Then came the big show. Lots of screaming. Everybody, it seemed, had a digital camera. Yes, this was the moment. Jean Hessburg stepped to the mic and introduced Ben Affleck as “a man who’s near and dear to my heart now that we’re best friends.” (Hessberg was forced to spend some time in the hallway with Affleck while Clark was speaking. It’s that kind of behind-the-scenes “work” that makes up for the other stuff, like the envelope stuffing.) Flashes went crazy. Affleck began by tossing birthday wishes to the two Iowa women who happened to be having birthdays today. Then he launched into a speech which is posted on the Radio Iowa website somewhere. It lasted approximately 3:16, after the birthday well-wishing which took up about 27 seconds. I had a catbird’s seat (I’ve never actually seen the catbird’s seat, but it’s a description I’ll throw in for good measure) as my chair was positioned at the front of the room, right by one of the doors (always smart to be near an exit, friends) and near my equipment on the lecturn (always good to keep a close eye on the recording) which means, of course, I was within spittin’ distance of Affleck, and I can say I’ve never been able to spit very far (I really have never tried), so you get the picture. I was close. After he finished speaking, there was a huge rush to the front of the room get to him. A WDM doctor who’s been jumping into camera shots the past two days (he got snaps with Clinton & Carter last night; the guy is unbelievable in his quest for celebrity pix) jumped right under Ben’s right arm as Ben had his left arm around a blushing young girl who, when asked by Ben, admitted she was only 18. “You’d better get away from me. I don’t want to get into any trouble with your folks,” Ben joked. I popped a question at him.

“Mr. Affleck, this (the rush) didn’t happen with Mr. Clark. Why?” I asked.

“Oh, I don’t know,” Affleck said, laughing. “Mr. Clark’s extremely charismatic.

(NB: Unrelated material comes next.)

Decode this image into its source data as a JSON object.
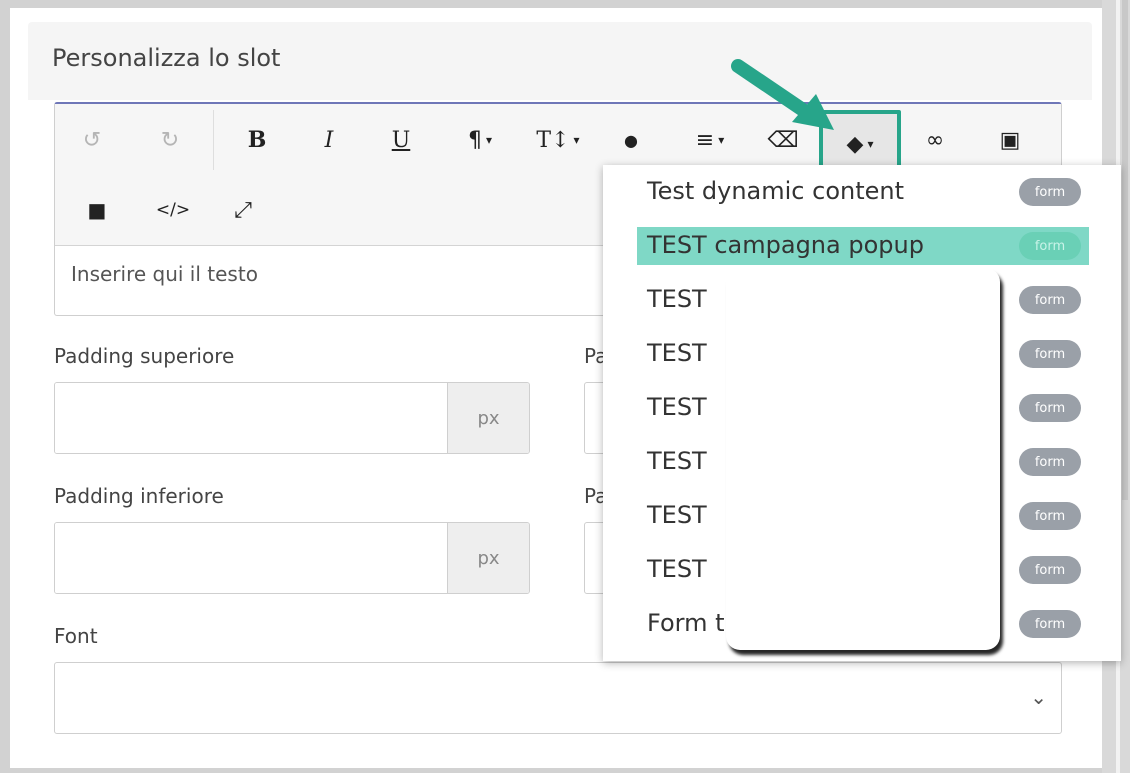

I think he’s sexy, to be perfectly honest.”

More jostling occured as others tried to get in position to get a picture with Affleck. Then, amid the mayhem, Affeck leaned back toward me, touched my arm and delivered a line before his exit from the room.

“Maybe people are a little intimidated by the General,” Affleck said. “He’s imposing and seems serious. I don’t think people confer the same kind of gravitas on me.”

‘Can we get a picture?” another Iowan asked.

”Sure, take the picture,” Affleck replied.

Des Moines Register chief political reporter Thomas Beaumont offered this assessment a short while later: “He (Mr. Affleck) re-established eye contact with you, and you broke away. I mean, he sought you. He sought you.”

Perhaps it was the breath mints. A fresh breath is always a great way to greet the day, or any movie star.

Chanon & Candace Opstvedt, 16- and 18-year-old sisters from Story City, got their picture taken with Affleck.

“AAAAHHHH!” they declared in a joint scream in the elevator afterwards.

“He’s, like, just as good looking in person as he is…” said one.

“He’s tall,” said the other, interrupting.

“Nice, and what can you say about him. He’s good looking.”

“He encourages young voters and that’s especially important to us.”

“And he’s a democrat.”

“We could go home now and be happy.”

Oh, and in reply to my friend Mary, who asked “where did he touch you?” — it was a touch to the forearm.

Enough Ben. Next, a funny story about the Iowa delegation’s phone. As you may notice when you’re watching the convention on t.v., the delegations have a conventional, old-style phone in their midst on the convention floor. The Kerry campaign puppeteers are on the other end of the line.

So, last night the phone rings, and the floor whip picks up it, to hear: “Michigan is waving their signs more.” A hang-up immediately followed. As you may know, Michiganders hate Iowa’s role as the first Caucus state, so there’s a little rivalry there. So, Jean Hessberg says she picked up a sign and started waving it like crazy, and her fellow Iowans got the message.

Now, I’m getting ready to write a piece about the young Iowans who’re part of the delegation here in Boston. And those of you will no doubt note there has been no complaining about food or lack of sleep today. I’m resolved to be Little Miss Positive for, oh, at least another hour or so.